September 24th, 2003, 02:30 PM
"Seeing" a variable in one block from another
I'm trying to use a variable that exists in one function, so that I can display it continously to the screen in a display function. Trouble is, because it's local, I can't see it anywhere else in the program. I've tried declaring it at the top so it's global, but I just get a value of 0.0 instead of a continously changing value. Anyone know how to do this? Thanks, ben
September 24th, 2003, 02:57 PM
If you declare a variable at the top of the file outside of any function, then yes it should be visible to all the functions in that file.
Unless a function has a local variable by the same name. In that case, the local variable will "hide" the global variable.
int x; // global variable
x = 2; // changes the global variable
int x; // local variable; hides the global
x = 42; // changes local variable, not the global.
printf("x == %d\n",x); // prints "x == 2"
September 24th, 2003, 04:41 PM
Ah, got ya. So is there any way I can see the changes that are taking place in one function in another function?
September 24th, 2003, 04:52 PM
Local variables are not only 'invisible' outside of the function, they do not exist. Local variables are stored on the stack (or in registers where the compiler performs optimizations); when the function returns, the stack pointer is restored to the position before the function was called, or the registers are re-used.
This is true unless the variable declaration uses the static qualifier, or you are writing a multithreaded app. and the function never exits (by looping indefinately). Unless you are writing a multithreaded application, the value of the variable cannot change unless the function is invoked, in this case, all you need do is return the value, or a pointer to the variable from the function, or get the function to copy its value to some global data.

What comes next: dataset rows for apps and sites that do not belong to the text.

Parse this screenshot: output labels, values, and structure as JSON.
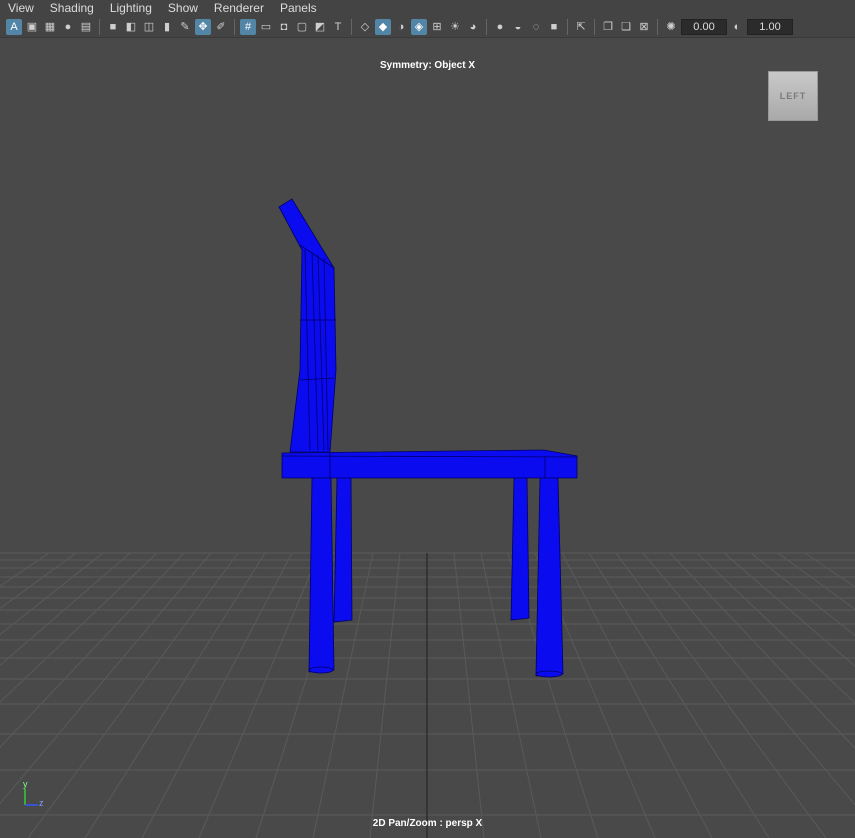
{
  "menus": [
    "View",
    "Shading",
    "Lighting",
    "Show",
    "Renderer",
    "Panels"
  ],
  "toolbar": {
    "exposure_value": "0.00",
    "gamma_value": "1.00"
  },
  "viewport": {
    "symmetry_label": "Symmetry: Object X",
    "camera_label": "2D Pan/Zoom : persp X",
    "viewcube_label": "LEFT",
    "axis_y": "y",
    "axis_z": "z"
  },
  "colors": {
    "model": "#0b0bf0",
    "wire": "#000066",
    "grid": "#5a5a5a",
    "background": "#494949"
  }
}
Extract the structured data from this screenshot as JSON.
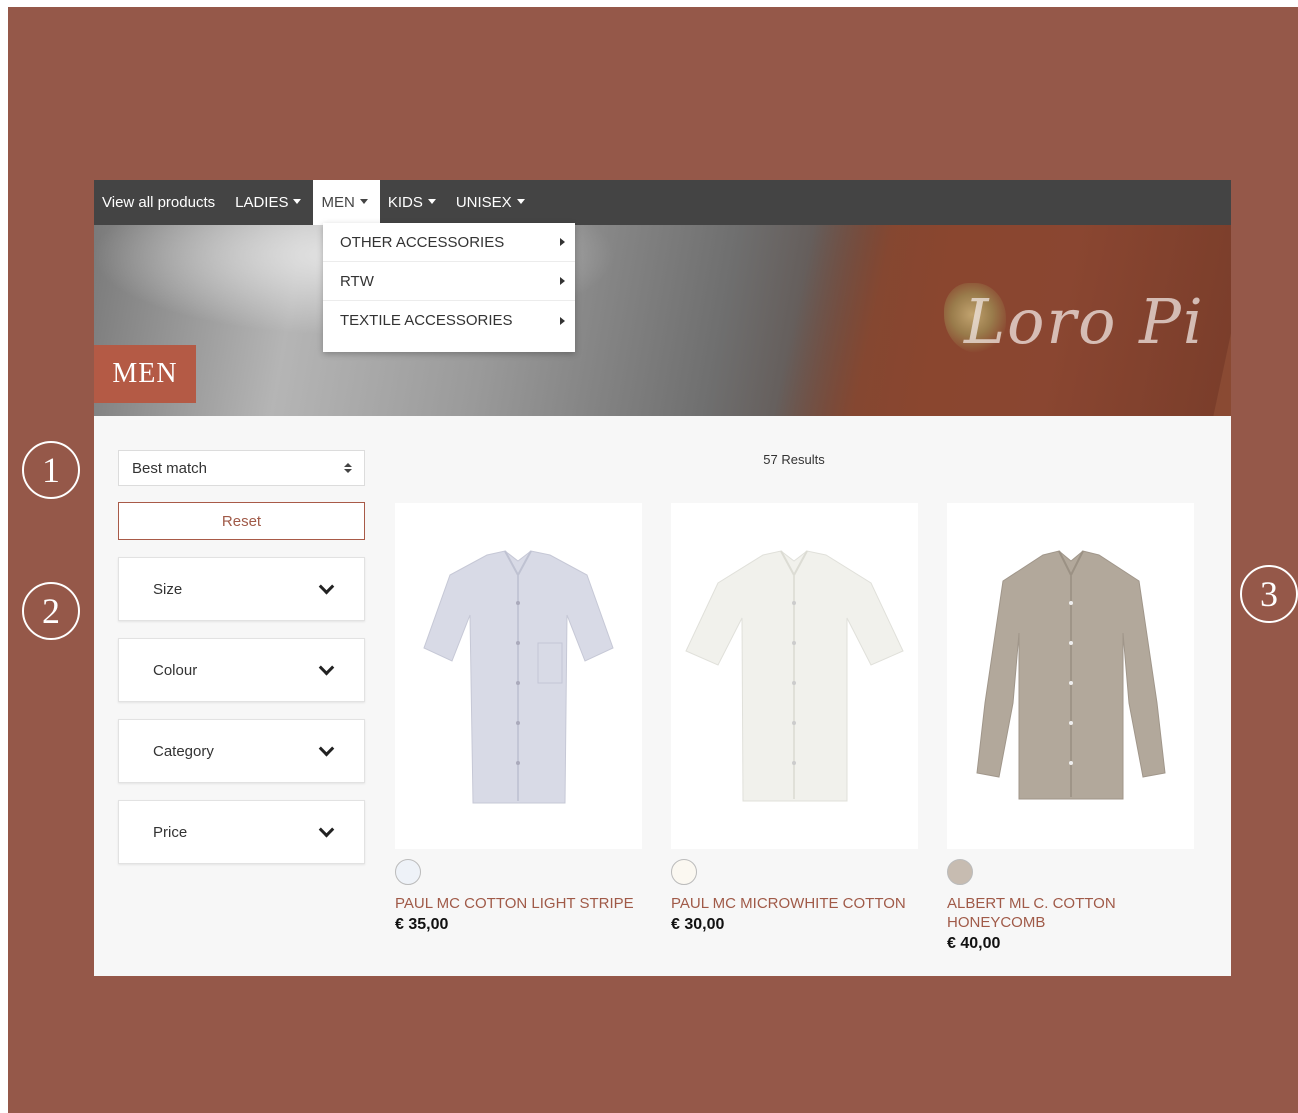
{
  "nav": {
    "items": [
      {
        "label": "View all products",
        "caret": false,
        "active": false
      },
      {
        "label": "LADIES",
        "caret": true,
        "active": false
      },
      {
        "label": "MEN",
        "caret": true,
        "active": true
      },
      {
        "label": "KIDS",
        "caret": true,
        "active": false
      },
      {
        "label": "UNISEX",
        "caret": true,
        "active": false
      }
    ]
  },
  "dropdown": {
    "items": [
      {
        "label": "OTHER ACCESSORIES"
      },
      {
        "label": "RTW"
      },
      {
        "label": "TEXTILE ACCESSORIES"
      }
    ]
  },
  "hero": {
    "badge": "MEN",
    "logo_text": "Loro Pi"
  },
  "sidebar": {
    "sort_value": "Best match",
    "reset_label": "Reset",
    "filters": [
      {
        "label": "Size"
      },
      {
        "label": "Colour"
      },
      {
        "label": "Category"
      },
      {
        "label": "Price"
      }
    ]
  },
  "results": {
    "count_label": "57 Results",
    "products": [
      {
        "name": "PAUL MC COTTON LIGHT STRIPE",
        "price": "€ 35,00",
        "swatch": "#eef2f8",
        "shirt": "#d8dae6",
        "sleeve": "short"
      },
      {
        "name": "PAUL MC MICROWHITE COTTON",
        "price": "€ 30,00",
        "swatch": "#fbf8f1",
        "shirt": "#f1f1ec",
        "sleeve": "short"
      },
      {
        "name": "ALBERT ML C. COTTON HONEYCOMB",
        "price": "€ 40,00",
        "swatch": "#c7bcb1",
        "shirt": "#b2a89b",
        "sleeve": "long"
      }
    ]
  },
  "annotations": [
    "1",
    "2",
    "3"
  ],
  "colors": {
    "frame": "#955849",
    "nav": "#444444",
    "accent": "#a05a48",
    "badge": "#b45a45"
  }
}
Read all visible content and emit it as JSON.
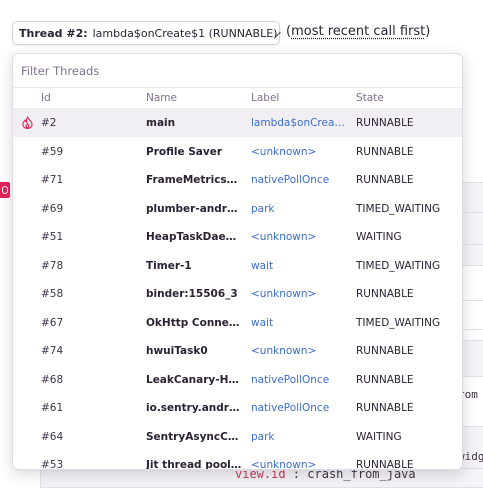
{
  "header": {
    "thread_label": "Thread #2:",
    "thread_value": "lambda$onCreate$1 (RUNNABLE)",
    "note_open": "(",
    "note_text": "most recent call first",
    "note_close": ")"
  },
  "dropdown": {
    "filter_placeholder": "Filter Threads",
    "columns": {
      "id": "Id",
      "name": "Name",
      "label": "Label",
      "state": "State"
    },
    "rows": [
      {
        "id": "#2",
        "name": "main",
        "label": "lambda$onCreate...",
        "state": "RUNNABLE",
        "icon": "flame-icon"
      },
      {
        "id": "#59",
        "name": "Profile Saver",
        "label": "<unknown>",
        "state": "RUNNABLE"
      },
      {
        "id": "#71",
        "name": "FrameMetricsAg...",
        "label": "nativePollOnce",
        "state": "RUNNABLE"
      },
      {
        "id": "#69",
        "name": "plumber-android...",
        "label": "park",
        "state": "TIMED_WAITING"
      },
      {
        "id": "#51",
        "name": "HeapTaskDaemon",
        "label": "<unknown>",
        "state": "WAITING"
      },
      {
        "id": "#78",
        "name": "Timer-1",
        "label": "wait",
        "state": "TIMED_WAITING"
      },
      {
        "id": "#58",
        "name": "binder:15506_3",
        "label": "<unknown>",
        "state": "RUNNABLE"
      },
      {
        "id": "#67",
        "name": "OkHttp Connecti...",
        "label": "wait",
        "state": "TIMED_WAITING"
      },
      {
        "id": "#74",
        "name": "hwuiTask0",
        "label": "<unknown>",
        "state": "RUNNABLE"
      },
      {
        "id": "#68",
        "name": "LeakCanary-Hea...",
        "label": "nativePollOnce",
        "state": "RUNNABLE"
      },
      {
        "id": "#61",
        "name": "io.sentry.android...",
        "label": "nativePollOnce",
        "state": "RUNNABLE"
      },
      {
        "id": "#64",
        "name": "SentryAsyncCon...",
        "label": "park",
        "state": "WAITING"
      },
      {
        "id": "#53",
        "name": "Jit thread pool w...",
        "label": "<unknown>",
        "state": "RUNNABLE"
      }
    ]
  },
  "background": {
    "frag_rom": "rom",
    "frag_widg": "widg",
    "code_key": "view.id",
    "code_sep": " : ",
    "code_val": "crash_from_java"
  },
  "colors": {
    "accent_link": "#3b6ecc",
    "flame": "#e1245a",
    "text": "#2b2233",
    "muted": "#80708f"
  }
}
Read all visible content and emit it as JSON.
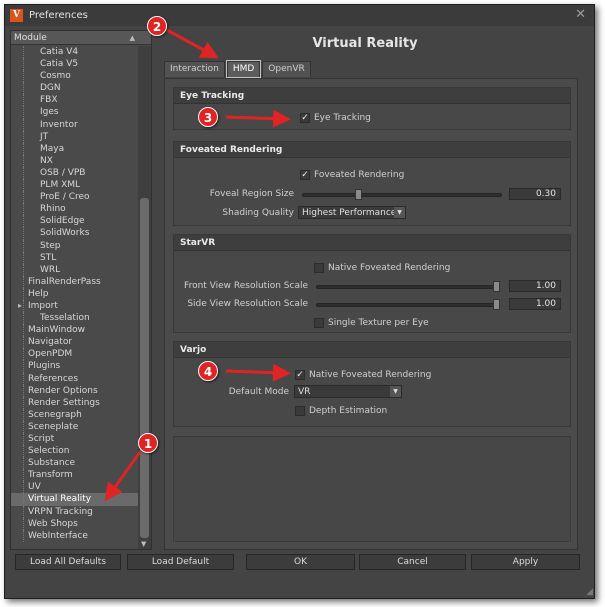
{
  "window": {
    "title": "Preferences",
    "app_icon_glyph": "V"
  },
  "module_panel": {
    "header": "Module",
    "items": [
      {
        "label": "Catia V4",
        "level": 2
      },
      {
        "label": "Catia V5",
        "level": 2
      },
      {
        "label": "Cosmo",
        "level": 2
      },
      {
        "label": "DGN",
        "level": 2
      },
      {
        "label": "FBX",
        "level": 2
      },
      {
        "label": "Iges",
        "level": 2
      },
      {
        "label": "Inventor",
        "level": 2
      },
      {
        "label": "JT",
        "level": 2
      },
      {
        "label": "Maya",
        "level": 2
      },
      {
        "label": "NX",
        "level": 2
      },
      {
        "label": "OSB / VPB",
        "level": 2
      },
      {
        "label": "PLM XML",
        "level": 2
      },
      {
        "label": "ProE / Creo",
        "level": 2
      },
      {
        "label": "Rhino",
        "level": 2
      },
      {
        "label": "SolidEdge",
        "level": 2
      },
      {
        "label": "SolidWorks",
        "level": 2
      },
      {
        "label": "Step",
        "level": 2
      },
      {
        "label": "STL",
        "level": 2
      },
      {
        "label": "WRL",
        "level": 2
      },
      {
        "label": "FinalRenderPass",
        "level": 1
      },
      {
        "label": "Help",
        "level": 1
      },
      {
        "label": "Import",
        "level": 1,
        "expander": true
      },
      {
        "label": "Tesselation",
        "level": 2
      },
      {
        "label": "MainWindow",
        "level": 1
      },
      {
        "label": "Navigator",
        "level": 1
      },
      {
        "label": "OpenPDM",
        "level": 1
      },
      {
        "label": "Plugins",
        "level": 1
      },
      {
        "label": "References",
        "level": 1
      },
      {
        "label": "Render Options",
        "level": 1
      },
      {
        "label": "Render Settings",
        "level": 1
      },
      {
        "label": "Scenegraph",
        "level": 1
      },
      {
        "label": "Sceneplate",
        "level": 1
      },
      {
        "label": "Script",
        "level": 1
      },
      {
        "label": "Selection",
        "level": 1
      },
      {
        "label": "Substance",
        "level": 1
      },
      {
        "label": "Transform",
        "level": 1
      },
      {
        "label": "UV",
        "level": 1
      },
      {
        "label": "Virtual Reality",
        "level": 1,
        "selected": true
      },
      {
        "label": "VRPN Tracking",
        "level": 1
      },
      {
        "label": "Web Shops",
        "level": 1
      },
      {
        "label": "WebInterface",
        "level": 1
      }
    ]
  },
  "page_title": "Virtual Reality",
  "tabs": [
    {
      "label": "Interaction",
      "active": false
    },
    {
      "label": "HMD",
      "active": true
    },
    {
      "label": "OpenVR",
      "active": false
    }
  ],
  "eye_tracking": {
    "header": "Eye Tracking",
    "checkbox_label": "Eye Tracking",
    "checked": true
  },
  "foveated": {
    "header": "Foveated Rendering",
    "checkbox_label": "Foveated Rendering",
    "checked": true,
    "foveal_label": "Foveal Region Size",
    "foveal_value": "0.30",
    "foveal_fraction": 0.27,
    "shading_label": "Shading Quality",
    "shading_value": "Highest Performance"
  },
  "starvr": {
    "header": "StarVR",
    "native_label": "Native Foveated Rendering",
    "native_checked": false,
    "front_label": "Front View Resolution Scale",
    "front_value": "1.00",
    "side_label": "Side View Resolution Scale",
    "side_value": "1.00",
    "single_label": "Single Texture per Eye",
    "single_checked": false
  },
  "varjo": {
    "header": "Varjo",
    "native_label": "Native Foveated Rendering",
    "native_checked": true,
    "mode_label": "Default Mode",
    "mode_value": "VR",
    "depth_label": "Depth Estimation",
    "depth_checked": false
  },
  "buttons": {
    "load_all": "Load All Defaults",
    "load_default": "Load Default",
    "ok": "OK",
    "cancel": "Cancel",
    "apply": "Apply"
  },
  "callouts": [
    "1",
    "2",
    "3",
    "4"
  ],
  "colors": {
    "callout_red": "#e02323",
    "window_bg": "#444444",
    "selected_row": "#6a6a6a"
  },
  "icons": {
    "check": "✓",
    "close": "✕",
    "dropdown": "▼",
    "scroll_up": "▲",
    "scroll_down": "▼",
    "grip": "◢"
  }
}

In C++ you could use a member variable, and either make it public (not recommended), or private and add an access function (better).